I think even with hobbies that are just for fun, it’s still fun to learn more about them and improve on them. Every time I read a book on website usability, it makes me want to redo all of my sites. It just brings a new perspective and makes you realize what you could have done differently and/or better. It brings a new interest to what could be an old hobby.

I often take photos with my friend Ben, and last week, we met up and he lent me a photography book on composition. I read a bit of it over the weekend, and that already changed how I view things. I suddenly wasn’t happy with a lot of photos I had taken. I realized I could have composed many of them in more interesting ways.

We went out again over the weekend, and I felt much more alert and aware of my surroundings. I kept trying to find ways to apply what I read in the book into my photos. Here’s a few I took with my thought process!

Road Work Ahead
I lined up the building to the left of the frame so there’s stability while the other lines go diagonal. I included the work sign for that contrast in color. The wide angle (10-20mm) lens really helped me get everything in the frame.

A simple shot, but I liked the strong red/green complementary colors.
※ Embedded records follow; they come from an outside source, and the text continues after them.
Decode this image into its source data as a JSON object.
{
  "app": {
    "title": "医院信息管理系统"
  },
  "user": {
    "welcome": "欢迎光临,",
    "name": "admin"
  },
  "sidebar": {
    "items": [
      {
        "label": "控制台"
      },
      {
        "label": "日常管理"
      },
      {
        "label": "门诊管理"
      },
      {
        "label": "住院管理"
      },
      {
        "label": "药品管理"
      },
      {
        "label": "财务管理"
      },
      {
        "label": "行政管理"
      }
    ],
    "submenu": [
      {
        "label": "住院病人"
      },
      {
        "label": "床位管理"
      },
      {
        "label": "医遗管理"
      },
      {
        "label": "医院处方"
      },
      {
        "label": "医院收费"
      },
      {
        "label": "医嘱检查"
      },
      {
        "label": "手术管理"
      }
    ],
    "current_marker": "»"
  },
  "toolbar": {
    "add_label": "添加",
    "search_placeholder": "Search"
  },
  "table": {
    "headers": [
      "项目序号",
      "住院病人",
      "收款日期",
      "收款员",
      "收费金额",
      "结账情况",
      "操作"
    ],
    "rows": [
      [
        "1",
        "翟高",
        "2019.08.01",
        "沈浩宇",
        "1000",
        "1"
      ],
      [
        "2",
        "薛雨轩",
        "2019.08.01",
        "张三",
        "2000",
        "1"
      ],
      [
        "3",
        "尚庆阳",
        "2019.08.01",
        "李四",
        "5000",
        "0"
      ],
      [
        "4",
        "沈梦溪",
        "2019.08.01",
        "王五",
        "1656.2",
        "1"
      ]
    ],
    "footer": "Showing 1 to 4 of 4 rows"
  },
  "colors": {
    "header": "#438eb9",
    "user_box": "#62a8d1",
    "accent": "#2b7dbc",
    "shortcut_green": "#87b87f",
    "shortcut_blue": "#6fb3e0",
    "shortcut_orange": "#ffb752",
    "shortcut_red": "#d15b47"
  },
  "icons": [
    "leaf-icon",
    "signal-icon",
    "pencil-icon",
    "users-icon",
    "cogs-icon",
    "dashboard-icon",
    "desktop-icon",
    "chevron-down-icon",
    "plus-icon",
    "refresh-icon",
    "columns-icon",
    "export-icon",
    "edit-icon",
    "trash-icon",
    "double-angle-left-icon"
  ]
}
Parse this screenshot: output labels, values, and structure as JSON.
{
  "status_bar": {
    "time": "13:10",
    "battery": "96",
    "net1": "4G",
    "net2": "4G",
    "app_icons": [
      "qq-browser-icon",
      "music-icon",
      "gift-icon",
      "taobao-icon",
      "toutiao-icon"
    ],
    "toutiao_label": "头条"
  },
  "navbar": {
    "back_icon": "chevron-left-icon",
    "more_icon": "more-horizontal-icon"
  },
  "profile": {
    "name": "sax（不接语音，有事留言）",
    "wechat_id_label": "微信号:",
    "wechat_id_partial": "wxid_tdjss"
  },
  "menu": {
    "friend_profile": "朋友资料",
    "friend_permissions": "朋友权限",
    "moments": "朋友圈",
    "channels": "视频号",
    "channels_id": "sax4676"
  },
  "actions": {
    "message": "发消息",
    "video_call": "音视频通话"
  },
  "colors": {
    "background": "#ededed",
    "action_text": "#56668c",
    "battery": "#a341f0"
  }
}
I anchored the fire alarm to the corner to make the wall seem more bare and open.

Play for me
I actually took 2 shots. The other focused on the lock in the front while blurring the hands. I chose to post this one because of the movement. I used the 50mm lens to put focus on the hands.

(More in my Around Austin album.)

I still have to finish reading the book, but I’m already happier with these shots than previous ones I’ve taken :3 There is still so much more to learn! The book is The Photographer’s Eye. Since I mentioned website usability books earlier, Don’t Make Me Think is a good start if you’re interested, and The Design of Everyday Things is a great “classic” on usability in general.

Another look at design

January 27th, 2009 by Cat

I attended a course by Edward Tufte today (which was really good) and decided to type out some of my notes. Though he tends to focus on print and presentations more, I think these could still apply to webdesign.

1. Information overload means it’s a poor design. Don’t blame your audience for being “stupid”. Fix your design.

2. You cannot optimize one element. When you do local optimization, you make it worse globally. For example, if you think something like a menu bar isn’t being seen enough, you shouldn’t focus on making that one element better. You should be looking at the design as a whole.

3. Whenever we make a visual move, it needs to be perfectly clear, but no more. Make a minimal change that is still clear (the smallest effective difference). For example, you don’t need to do SOMETHING LIKE THIS to emphasize when something like this is just as clear.

4. If the strongest visual element is negative space due to clutter or distractive elements, there is a problem. The information should have emphasis instead of optical clutter.

5. Important things should be adjacent in space, not stacked in time. Use the user’s eye span instead of short term memory. Using a book as an example, it’s easier to compare things on adjacent pages (can see both at once), than comparing the front of a page with the back of the same page (have to remember as you flip pages).

6. “No matter how beautiful your interface is, it’d be better if there’s less of it.”

7. Good design needs to give itself up to the content.

8. “A feature that is 6 layers down is not a feature.” (6 is an arbitrary number. The point is that if you have to go through several menus to find something, it might as well not be a feature.)

I find that when studying design or usability, you tend to read/hear something and think, yeah, that totally makes sense. It’s almost… common sense. However, if it’s truly common sense, why are there still so many awful designs out there?

Posted in UI